I’ve done trainings in a variety of settings — with Greeks on college campuses and with Presbyterian seminarians at Fuller. I always try and adapt what I’m doing to the specific needs of the organization I’m working with; seminarians get a slightly different message than secular high schoolers. And last Thursday, I did a training at my once and future boxing gym here in Pasadena. (I’m taking a break from boxing to concentrate on marathon training; I’ll go back to lifting and hitting things in August.)
I’d never done a sexual harassment/misconduct training in a gym setting before. I spend a lot of time in gyms, and indeed have flirted with the idea of going through trainer certification at some point in the future. Personal trainers have been a huge part of my life. I’ve worked with running coaches and boxing coaches and weight-lifting coaches; my wife and I are absolutely devoted to Stephanie, our Pilates instructor. I’ve got enormous respect for the folks who have not only made fitness the source of their livelidhood, but who are committed to helping others reach their physical goals.

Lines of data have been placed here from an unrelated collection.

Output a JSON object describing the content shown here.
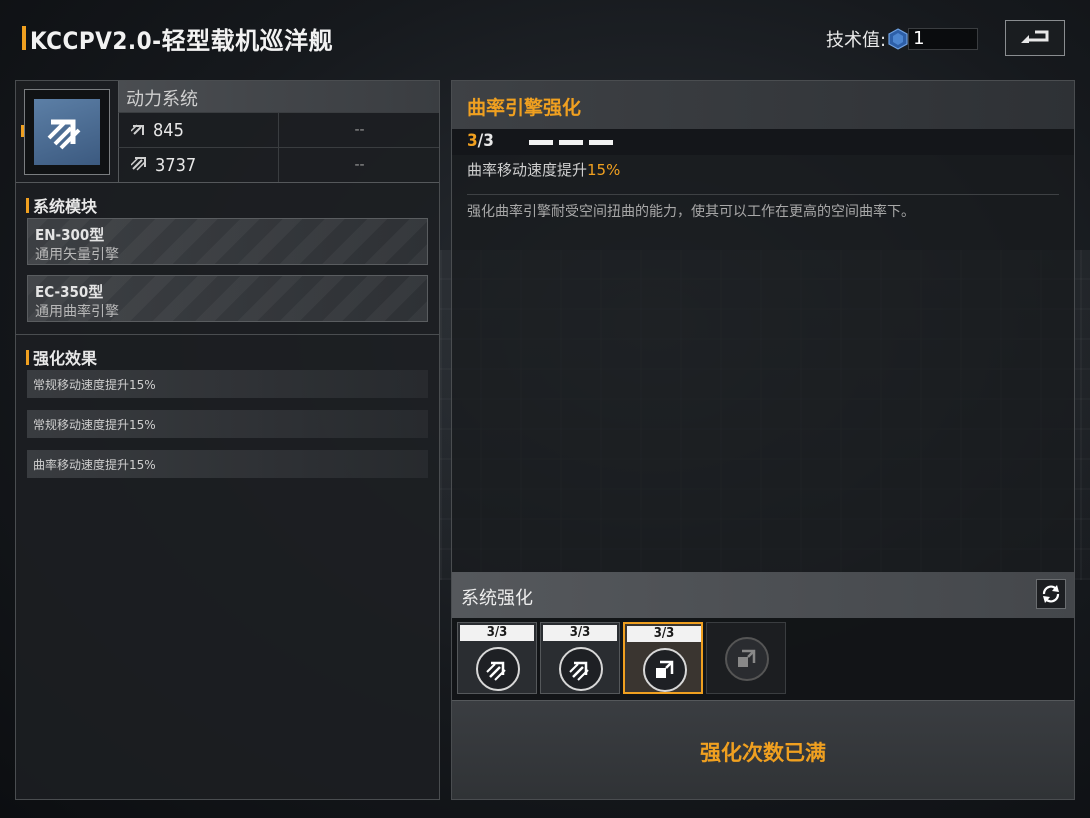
{
  "header": {
    "title": "KCCPV2.0-轻型载机巡洋舰",
    "tech_label": "技术值:",
    "tech_value": "1"
  },
  "system": {
    "name": "动力系统",
    "stats": [
      {
        "icon": "thrust-icon",
        "value": "845",
        "compare": "--"
      },
      {
        "icon": "warp-icon",
        "value": "3737",
        "compare": "--"
      }
    ]
  },
  "modules": {
    "title": "系统模块",
    "items": [
      {
        "name": "EN-300型",
        "type": "通用矢量引擎"
      },
      {
        "name": "EC-350型",
        "type": "通用曲率引擎"
      }
    ]
  },
  "effects": {
    "title": "强化效果",
    "items": [
      "常规移动速度提升15%",
      "常规移动速度提升15%",
      "曲率移动速度提升15%"
    ]
  },
  "detail": {
    "title": "曲率引擎强化",
    "level_current": "3",
    "level_max": "/3",
    "level_fill": 1.0,
    "effect_prefix": "曲率移动速度提升",
    "effect_value": "15%",
    "description": "强化曲率引擎耐受空间扭曲的能力，使其可以工作在更高的空间曲率下。"
  },
  "enhance": {
    "title": "系统强化",
    "slots": [
      {
        "level": "3/3",
        "icon": "thrust-upgrade-icon",
        "selected": false
      },
      {
        "level": "3/3",
        "icon": "thrust-upgrade-icon",
        "selected": false
      },
      {
        "level": "3/3",
        "icon": "warp-upgrade-icon",
        "selected": true
      },
      {
        "level": "",
        "icon": "warp-upgrade-icon",
        "selected": false
      }
    ],
    "status": "强化次数已满"
  },
  "colors": {
    "accent": "#f0a020",
    "panel": "#1c1f22",
    "icon_blue": "#4a6b92"
  }
}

But gyms, like restaurants, are notoriously hostile work environments for women. While sexual harassment can happen anywhere, I hear an unusually high number of (often appalling) anecdotes from folks who have worked in the fitness world. And even though boxing and kickboxing have become much more popular in the past decade, gyms that focus primarily on these activities have a particularly bad reputation. Folks who have never worked out in a boxing gym make some unfair (and some warranted) assumptions about what might go on there; many women in particular are nervous about walking in the door to sign up for classes or personal training. The fear of being harassd, of being hit on, of being placed in an ugly situation — these fears are real, and they hurt the business potential of those who own and operate these clubs.

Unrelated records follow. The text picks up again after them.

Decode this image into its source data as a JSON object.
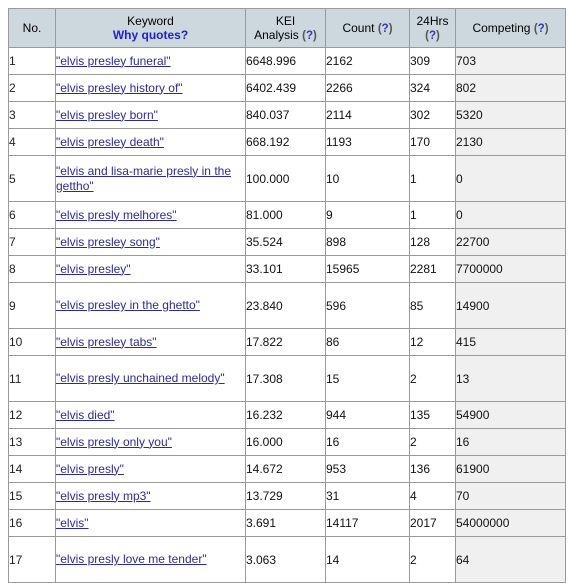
{
  "table": {
    "columns": [
      {
        "key": "no",
        "line1": "No.",
        "line2": "",
        "help": ""
      },
      {
        "key": "keyword",
        "line1": "Keyword",
        "line2": "Why quotes?",
        "help": ""
      },
      {
        "key": "kei",
        "line1": "KEI",
        "line2": "Analysis",
        "help": "(?)"
      },
      {
        "key": "count",
        "line1": "Count",
        "line2": "",
        "help": "(?)"
      },
      {
        "key": "hrs24",
        "line1": "24Hrs",
        "line2": "",
        "help": "(?)"
      },
      {
        "key": "competing",
        "line1": "Competing",
        "line2": "",
        "help": "(?)"
      }
    ],
    "rows": [
      {
        "no": "1",
        "keyword": "\"elvis presley funeral\"",
        "kei": "6648.996",
        "count": "2162",
        "hrs24": "309",
        "competing": "703"
      },
      {
        "no": "2",
        "keyword": "\"elvis presley history of\"",
        "kei": "6402.439",
        "count": "2266",
        "hrs24": "324",
        "competing": "802"
      },
      {
        "no": "3",
        "keyword": "\"elvis presley born\"",
        "kei": "840.037",
        "count": "2114",
        "hrs24": "302",
        "competing": "5320"
      },
      {
        "no": "4",
        "keyword": "\"elvis presley death\"",
        "kei": "668.192",
        "count": "1193",
        "hrs24": "170",
        "competing": "2130"
      },
      {
        "no": "5",
        "keyword": "\"elvis and lisa-marie presly in the gettho\"",
        "kei": "100.000",
        "count": "10",
        "hrs24": "1",
        "competing": "0"
      },
      {
        "no": "6",
        "keyword": "\"elvis presly melhores\"",
        "kei": "81.000",
        "count": "9",
        "hrs24": "1",
        "competing": "0"
      },
      {
        "no": "7",
        "keyword": "\"elvis presley song\"",
        "kei": "35.524",
        "count": "898",
        "hrs24": "128",
        "competing": "22700"
      },
      {
        "no": "8",
        "keyword": "\"elvis presley\"",
        "kei": "33.101",
        "count": "15965",
        "hrs24": "2281",
        "competing": "7700000"
      },
      {
        "no": "9",
        "keyword": "\"elvis presley in the ghetto\"",
        "kei": "23.840",
        "count": "596",
        "hrs24": "85",
        "competing": "14900"
      },
      {
        "no": "10",
        "keyword": "\"elvis presley tabs\"",
        "kei": "17.822",
        "count": "86",
        "hrs24": "12",
        "competing": "415"
      },
      {
        "no": "11",
        "keyword": "\"elvis presly unchained melody\"",
        "kei": "17.308",
        "count": "15",
        "hrs24": "2",
        "competing": "13"
      },
      {
        "no": "12",
        "keyword": "\"elvis died\"",
        "kei": "16.232",
        "count": "944",
        "hrs24": "135",
        "competing": "54900"
      },
      {
        "no": "13",
        "keyword": "\"elvis presly only you\"",
        "kei": "16.000",
        "count": "16",
        "hrs24": "2",
        "competing": "16"
      },
      {
        "no": "14",
        "keyword": "\"elvis presly\"",
        "kei": "14.672",
        "count": "953",
        "hrs24": "136",
        "competing": "61900"
      },
      {
        "no": "15",
        "keyword": "\"elvis presly mp3\"",
        "kei": "13.729",
        "count": "31",
        "hrs24": "4",
        "competing": "70"
      },
      {
        "no": "16",
        "keyword": "\"elvis\"",
        "kei": "3.691",
        "count": "14117",
        "hrs24": "2017",
        "competing": "54000000"
      },
      {
        "no": "17",
        "keyword": "\"elvis presly love me tender\"",
        "kei": "3.063",
        "count": "14",
        "hrs24": "2",
        "competing": "64"
      }
    ]
  },
  "colors": {
    "header_bg": "#ccd8de",
    "link": "#2b2b9e",
    "accent_blue": "#2222cc",
    "competing_bg": "#f0f0f0",
    "border": "#9a9a9a"
  }
}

My sexual harassment seminar on Thursday was light-hearted. There’s a trick to doing these workshops: on the one hand, you need a certain amount of engaging humor in order to put folks at ease. On the other hand, you want to make it absolutely clear that you take this subject very seriously — too much humor can make it seem as if sexual harassment training is like one of those Comedy Traffic Schools, where the unstated message is that the whole experience is a frustrating waste of time. Getting people to understand what sexual harassment is, and what it isn’t; getting people (especially men) to make a commitment to work to create a safe environment for all employees and clients — this is vital, serious stuff.
The most sensitive area of my whole presentation dealt with “consensual relationships” between trainers and clients. I reminded the various coaches and trainers at the gym that every national certifying body in the American fitness world considers sexual relations between a trainer and a current client to be profoundly unethical. This gym, like most gyms I’ve been around (and I’ve been around a great many) has a certain percentage of trainers who honor this rule more in the breach than in the observance. I noted the rules barring these sorts of relationships between professors and students, between lawyers and clients, between doctors and patients. “If you want to be seen as the professionals you are”, I said, “then you need to be willing to live up to a professional code of behavior. And you’ve got to do more than just follow the rules yourself — you’ve got to be willing to hold your fellow trainers accountable. Their misbehavior reinforces a stereotype that ends up reflecting badly on you and everyone else in the business.”
In an ideal world, people would go through sexual harassment workshops because they want to create a safe space for everyone. Realistically, the fear of litigation is the reason why I get paid to come in and do these trainings (and some larger, corporate entitites get paid huge sums to come in and present slick, packaged, day-long workshops.) But my concern is less with the motive than with the outcome. Whether I’ve been brought in to prevent lawsuits or because there’s a genuine desire to create a safe, fun, healthy atmosphere for everyone doesn’t matter. If people end up doing the right things for the wrong reasons, it’s still a damned sight better than not doing the right things at all.
This was my first workshop that got videotaped; at some point, I’ll see if I can’t get excerpts on to Youtube.